Afghan government spokesman says Khalilzad met President Ghani, discussed Kabul’s stance on peace
Zalmay Khalilzad, the U.S. envoy who led talks with the Taliban until negotiations collapsed last month, was in Kabul on Sunday meeting with top Afghan officials including President Ashraf Ghani.
His visit comes amid speculation the U.S. is attempting to restart the effort to end America’s longest war, after President Donald Trump last month declared talks “dead.” Khalilzad’s arrival in the Afghan capital coincided with the announcement that preliminary results from recent presidential elections will be delayed for nearly a month, a lengthy postponement likely to stoke political uncertainty and fraud allegations.
“Khalilzad met with the president and briefed him about his recent activities,” Ghani’s spokesman Sediq Seddiqi said. “His viewpoints and the stance of the Afghan government for peace were discussed.” The U.S. embassy in Kabul declined requests for comment, but officials told AFP that Khalilzad may next stop in Pakistan, which he also visited earlier this month and met informally with Taliban representatives.
Ahead of that visit, a senior Taliban source in Pakistan told AFP that the group had not “backtracked” from talks, suggesting the ball was in America’s court for how things might proceed. Experts say the U.S. may want to resume its quest to pull troops out of Afghanistan, but first wants to see some sort of Taliban concession—such as a reduction in violence.
Ghani, whose government was cut out of negotiations, had sharply criticized the draft deal that was thought to be on the verge of completion following a year of negotiations.
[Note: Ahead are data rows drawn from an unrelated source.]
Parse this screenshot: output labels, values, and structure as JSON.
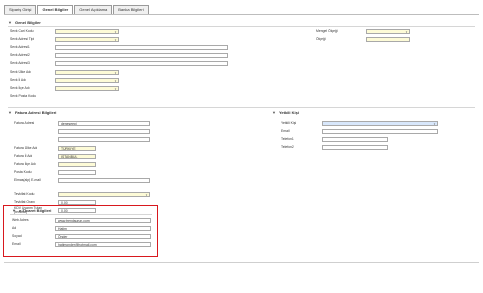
{
  "tabs": [
    "Sipariş Girişi",
    "Genel Bilgiler",
    "Genel Açıklama",
    "Banka Bilgileri"
  ],
  "sections": {
    "general": "Genel Bilgiler",
    "invoice": "Fatura Adresi Bilgileri",
    "contact": "Yetkili Kişi",
    "other": "e-Ticaret Bilgileri"
  },
  "general": {
    "sevk_cari_kodu": "Sevk Cari Kodu",
    "sevk_adresi_tipi": "Sevk Adresi Tipi",
    "sevk_adresi1": "Sevk Adresi1",
    "sevk_adresi2": "Sevk Adresi2",
    "sevk_adresi3": "Sevk Adresi3",
    "sevk_ulke_adi": "Sevk Ülke Adı",
    "sevk_il_adi": "Sevk İl Adı",
    "sevk_ilce_adi": "Sevk İlçe Adı",
    "sevk_posta_kodu": "Sevk Posta Kodu",
    "mengel_olcegi": "Mengel Ölçeği",
    "olcegi": "Ölçeği"
  },
  "invoice": {
    "fatura_adresi": "Fatura Adresi",
    "fatura_adresi_value": "deneseepi",
    "fatura_ulke_adi": "Fatura Ülke Adı",
    "fatura_ulke_value": "TÜRKİYE",
    "fatura_il_adi": "Fatura İl Adı",
    "fatura_il_value": "İSTANBUL",
    "fatura_ilce_adi": "Fatura İlçe Adı",
    "posta_kodu": "Posta Kodu",
    "elmas_email": "Elmas(alp) E-mail",
    "tevkifat_kodu": "Tevkifat Kodu",
    "tevkifat_orani": "Tevkifat Oranı",
    "tevkifat_orani_value": "0,00",
    "kdv_tutari": "KDV Uyanm Tutarı (tevkifat)",
    "kdv_tutari_value": "0,00"
  },
  "contact": {
    "yetkili_kisi": "Yetkili Kişi",
    "email": "Email",
    "telefon1": "Telefon1",
    "telefon2": "Telefon2"
  },
  "ecommerce": {
    "web_adres_label": "Web Adres",
    "web_adres_value": "www.trendsurun.com",
    "ad_label": "Ad",
    "ad_value": "Hatim",
    "soyad_label": "Soyad",
    "soyad_value": "Önder",
    "email_label": "Email",
    "email_value": "hatimonder@hotmail.com"
  },
  "colors": {
    "highlight_border": "#d8181e",
    "required_bg": "#fdfbd7",
    "selected_bg": "#d8e7fb"
  }
}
Afghans went to the polls for a first-round vote on Sept. 28, and initial results were supposed to have been released Oct. 19. But more than a week after saying the Independent Election Commission would miss that deadline, commission chairwoman Hawa Alam Nuristani said the results now would not be released until Nov. 14. “We have already apologized for missing the date, but this doesn’t mean failure,” Nuristani told reporters. “This [election] is a fate-determining issue in the country and we cannot accept sacrificing transparency for speed.”
Election officials cited several technical issues slowing the counting of ballots, including an attempt from unknown quarters to hack the central system of Dermalog, the German company that provided biometric machines designed to prevent duplicate votes.
In one bizarre incident, two police officers who were purportedly escaping chilly temperatures slept inside the main election data center, which is supposed to be sealed, prompting howls of outrage from the team of key candidate Chief Executive Abdullah Abdullah. This year’s election is considered a two-horse race between him and Ghani. The two squared off in 2014, with Ghani eventually named winner after a bitter campaign that was marred by violence and allegations of systemic fraud. It was only after U.S. involvement that Ghani and Abdullah agreed to a power-sharing setup that has only deepened their mutual contempt.
Days ahead of the election, the Trump administration cut $160 million in direct funding to Afghan authorities, citing corruption.
Violence in Afghanistan has continued unabated, with the last quarter the deadliest on record for civilians. On Sunday, at least five Afghan children were killed when a landmine exploded in the northern Afghan province of Faryab, officials said.
Provincial police spokesman Karim Yourish blamed the Taliban for planting the device near the provincial capital Maimana, after Afghan security forces beat back the insurgents during an overnight attack. The Taliban did not immediately respond to a request for comment.